Ultrahigh stability of high-power nanofibrillar PEDOT supercapacitors
Keeping pace with the increasing energy demand, the scientific community continues to develop superior energy storage technologies by expanding the field of nanostructured organic electronics and by engineering advanced electrochemical capacitors. Here, we demonstrate enhanced performance of a nanofibrillar electrochemical capacitor from a conducting polymer, poly(3,4-ethylenedioxythiophene) (PEDOT), conformally deposited on a substrate via evaporative vapour phase polymerization (EVPP). The synthesis grafts polymer nanofibers to aromatic groups on a carbon paper current collector via Friedel–Crafts alkylation utilizing iron chloride oxidant facilitated by nitromethane as a catalyst activator. By grafting EVPP-PEDOT, our devices attain remarkable stability, retaining 90% of their initial capacitance over 350000 cycles in 1 M H2SO4 at 5 A g−1 current density in a 1 V window; at 10 A g−1, 90% of the capacitance is retained over 200000 cycles. Besides showing ultra-high stability, these devices possess high power density (25 kW kg−1 at 1 V and 30 kW kg−1 at 1.2 V) with a respective energy density of 4.3 W h kg−1 and 4.9 W h kg−1, as well as a 0.8 Ω minimal electrochemical series resistance that enables fast charge–discharge rates. For applications requiring high energy densities, 5.8 W h kg−1 at 1 V and 7.6 W h kg−1 at 1.2 V are obtained at power densities of 500 W kg−1, 1 V and 550 W kg−1, 1.2 V respectively.

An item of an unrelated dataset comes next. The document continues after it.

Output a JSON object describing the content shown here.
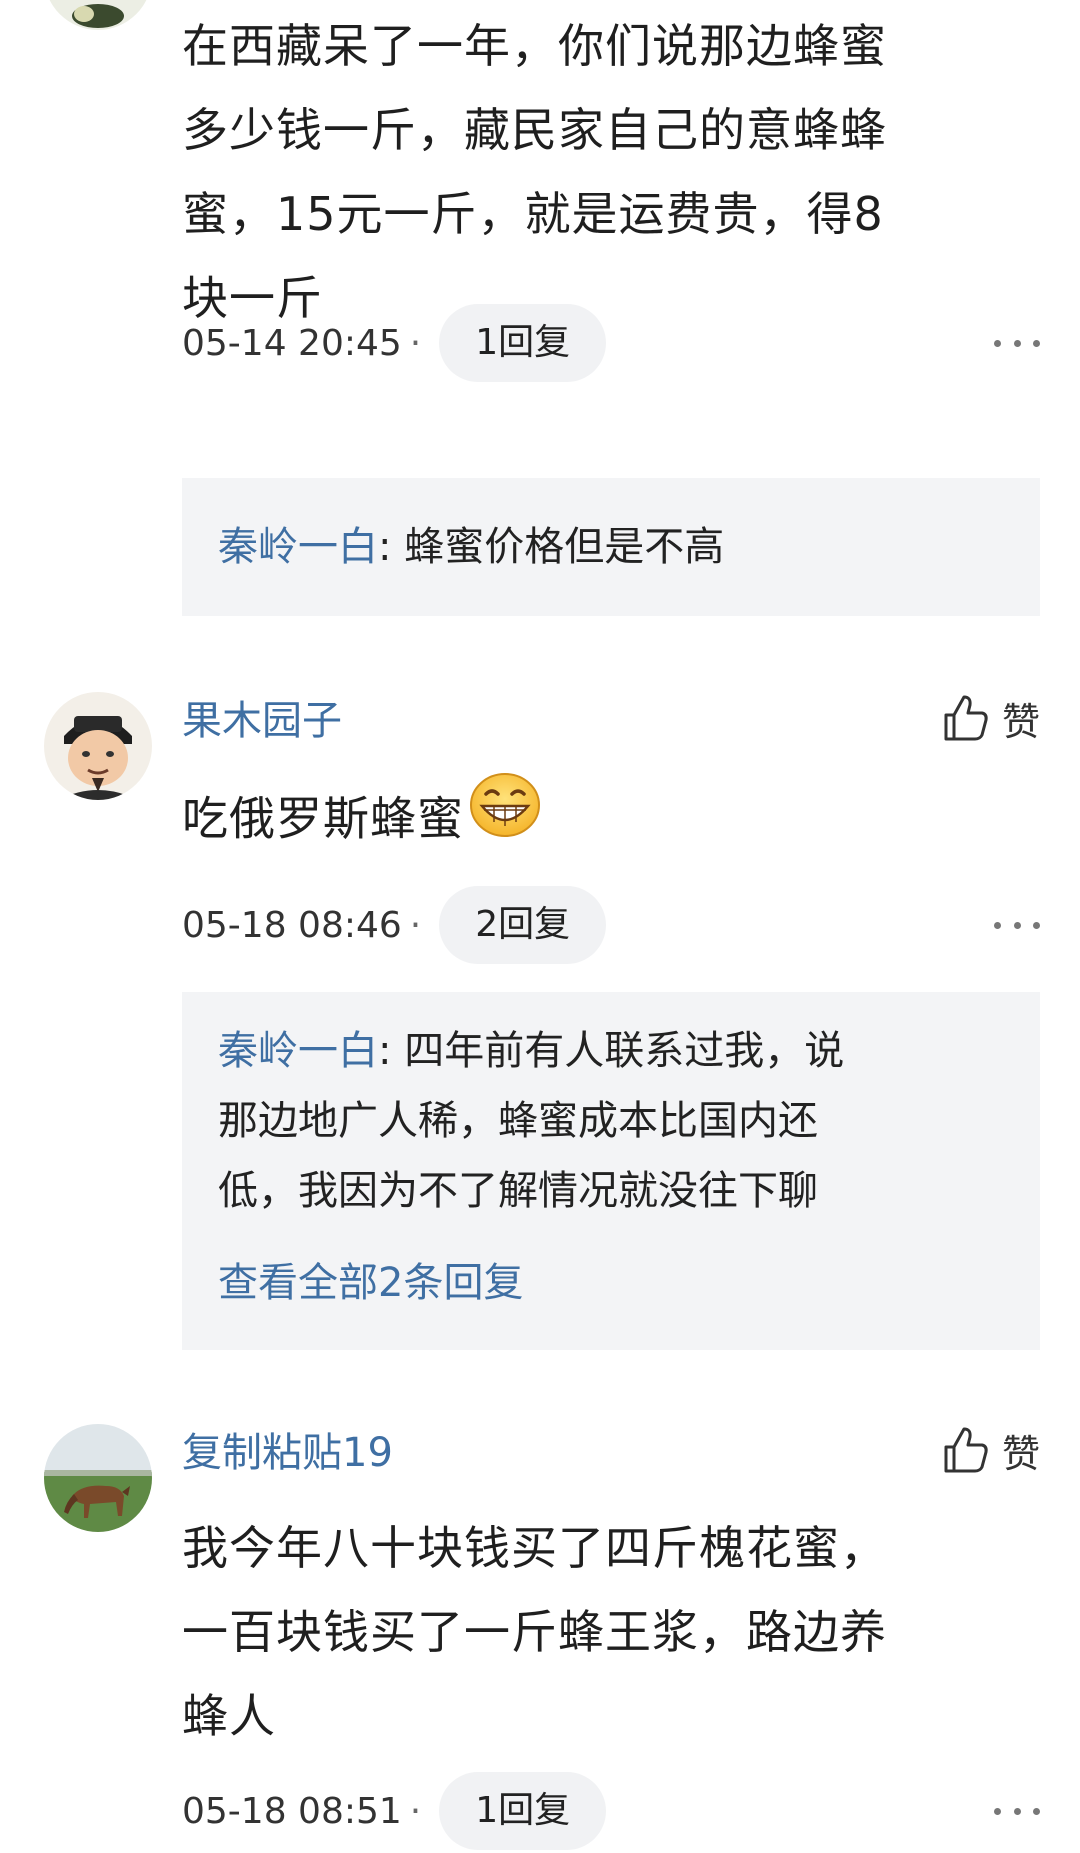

This work proposes a synthetic mechanism for the deposition of nanofibrillar PEDOT that controls device performance and demonstrates stable energy storage technology with high power density.